**What the task requires**. The entries that follow should be reproduced exactly, with no images carried over.

[Data about app and page elements]

--- START ---

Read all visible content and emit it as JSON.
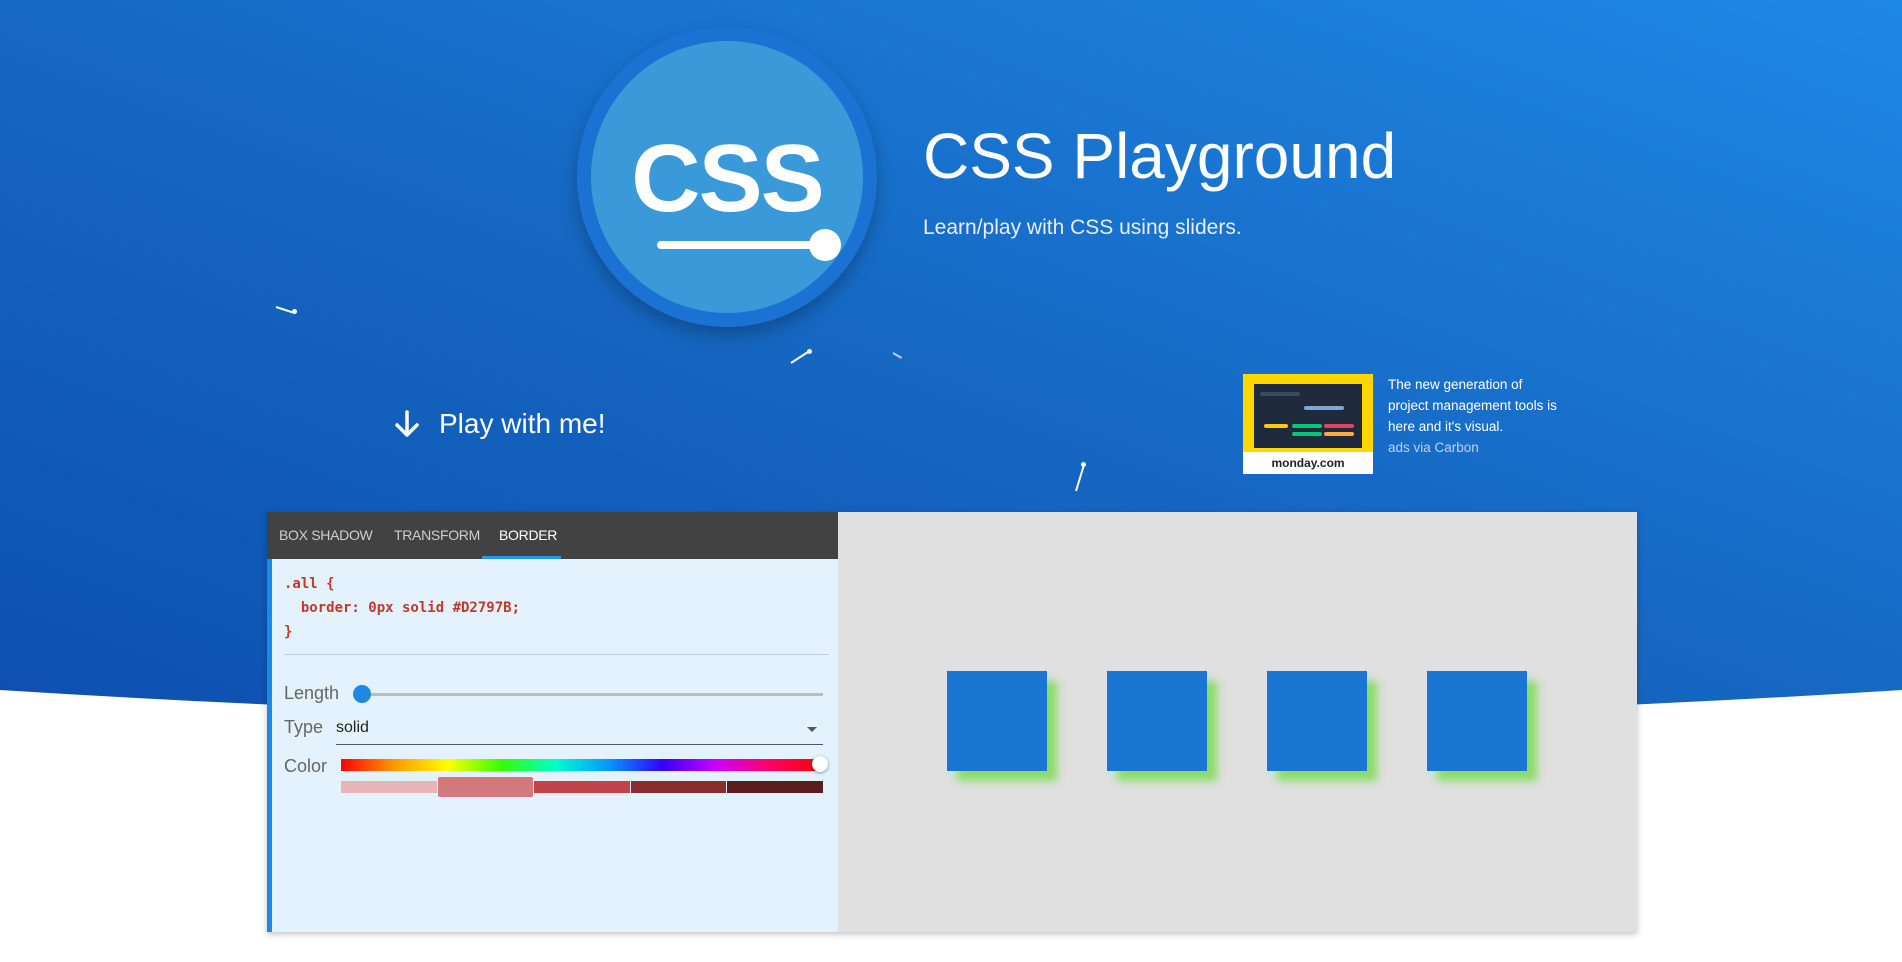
{
  "hero": {
    "logo_text": "CSS",
    "title": "CSS Playground",
    "subtitle": "Learn/play with CSS using sliders.",
    "play_label": "Play with me!"
  },
  "ad": {
    "text": "The new generation of project management tools is here and it's visual.",
    "via": "ads via Carbon",
    "image_brand": "monday.com"
  },
  "tabs": [
    {
      "label": "BOX SHADOW",
      "active": false
    },
    {
      "label": "TRANSFORM",
      "active": false
    },
    {
      "label": "BORDER",
      "active": true
    }
  ],
  "code": {
    "line1": ".all {",
    "line2": "  border: 0px solid #D2797B;",
    "line3": "}"
  },
  "controls": {
    "length_label": "Length",
    "length_value": 0,
    "type_label": "Type",
    "type_value": "solid",
    "color_label": "Color",
    "swatches": [
      "#e8b4b5",
      "#d2797b",
      "#c0444a",
      "#8a2d30",
      "#5a1e1f"
    ],
    "selected_swatch": 1
  },
  "colors": {
    "accent": "#1e88e5",
    "box": "#1976d2",
    "selected_color": "#D2797B"
  },
  "icons": {
    "play": "arrow-down-icon",
    "select": "caret-down-icon"
  }
}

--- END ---

**Task solution**.
Read all visible content and emit it as JSON.
{
  "hero": {
    "logo_text": "CSS",
    "title": "CSS Playground",
    "subtitle": "Learn/play with CSS using sliders.",
    "play_label": "Play with me!"
  },
  "ad": {
    "text": "The new generation of project management tools is here and it's visual.",
    "via": "ads via Carbon",
    "image_brand": "monday.com"
  },
  "tabs": [
    {
      "label": "BOX SHADOW",
      "active": false
    },
    {
      "label": "TRANSFORM",
      "active": false
    },
    {
      "label": "BORDER",
      "active": true
    }
  ],
  "code": {
    "line1": ".all {",
    "line2": "  border: 0px solid #D2797B;",
    "line3": "}"
  },
  "controls": {
    "length_label": "Length",
    "length_value": 0,
    "type_label": "Type",
    "type_value": "solid",
    "color_label": "Color",
    "swatches": [
      "#e8b4b5",
      "#d2797b",
      "#c0444a",
      "#8a2d30",
      "#5a1e1f"
    ],
    "selected_swatch": 1
  },
  "colors": {
    "accent": "#1e88e5",
    "box": "#1976d2",
    "selected_color": "#D2797B"
  },
  "icons": {
    "play": "arrow-down-icon",
    "select": "caret-down-icon"
  }
}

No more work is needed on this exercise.